## What to do
Scan the entries below for the string "cloud" and copy every line where it turns up.

=== Section Start ===

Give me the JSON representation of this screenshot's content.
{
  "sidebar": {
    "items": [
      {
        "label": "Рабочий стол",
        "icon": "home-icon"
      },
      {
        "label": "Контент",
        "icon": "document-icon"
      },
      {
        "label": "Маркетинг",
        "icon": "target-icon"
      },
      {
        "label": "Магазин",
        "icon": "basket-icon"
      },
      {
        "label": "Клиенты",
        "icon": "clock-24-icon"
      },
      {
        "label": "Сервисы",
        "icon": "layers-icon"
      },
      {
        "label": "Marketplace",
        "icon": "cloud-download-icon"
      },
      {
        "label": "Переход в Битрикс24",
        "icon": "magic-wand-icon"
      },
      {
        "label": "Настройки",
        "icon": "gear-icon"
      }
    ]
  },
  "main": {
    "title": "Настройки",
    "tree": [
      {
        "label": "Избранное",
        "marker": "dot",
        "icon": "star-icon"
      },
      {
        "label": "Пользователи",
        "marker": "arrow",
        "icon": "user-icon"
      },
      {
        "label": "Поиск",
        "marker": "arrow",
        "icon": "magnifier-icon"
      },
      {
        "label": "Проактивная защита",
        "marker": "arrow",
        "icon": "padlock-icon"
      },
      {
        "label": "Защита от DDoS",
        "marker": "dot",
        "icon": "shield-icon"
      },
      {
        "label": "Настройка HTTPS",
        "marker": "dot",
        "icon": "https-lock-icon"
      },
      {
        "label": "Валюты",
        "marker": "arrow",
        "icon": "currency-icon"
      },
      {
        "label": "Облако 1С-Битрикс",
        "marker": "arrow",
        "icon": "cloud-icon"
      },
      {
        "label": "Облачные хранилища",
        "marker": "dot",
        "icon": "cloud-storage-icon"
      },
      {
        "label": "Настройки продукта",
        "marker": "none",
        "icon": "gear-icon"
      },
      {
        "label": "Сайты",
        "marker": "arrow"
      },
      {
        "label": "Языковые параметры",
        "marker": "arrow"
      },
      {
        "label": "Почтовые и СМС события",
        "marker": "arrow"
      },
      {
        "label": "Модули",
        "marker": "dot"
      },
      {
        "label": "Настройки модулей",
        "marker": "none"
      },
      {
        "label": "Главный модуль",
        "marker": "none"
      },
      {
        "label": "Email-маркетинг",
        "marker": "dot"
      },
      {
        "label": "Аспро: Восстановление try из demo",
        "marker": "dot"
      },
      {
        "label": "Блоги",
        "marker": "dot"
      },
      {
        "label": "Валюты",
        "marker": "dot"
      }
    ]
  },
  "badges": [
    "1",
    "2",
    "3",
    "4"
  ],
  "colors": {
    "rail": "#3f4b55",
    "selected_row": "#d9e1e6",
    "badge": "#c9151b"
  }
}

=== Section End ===

## Result of the task
        "icon": "cloud-download-icon"
        "icon": "cloud-icon"
        "icon": "cloud-storage-icon"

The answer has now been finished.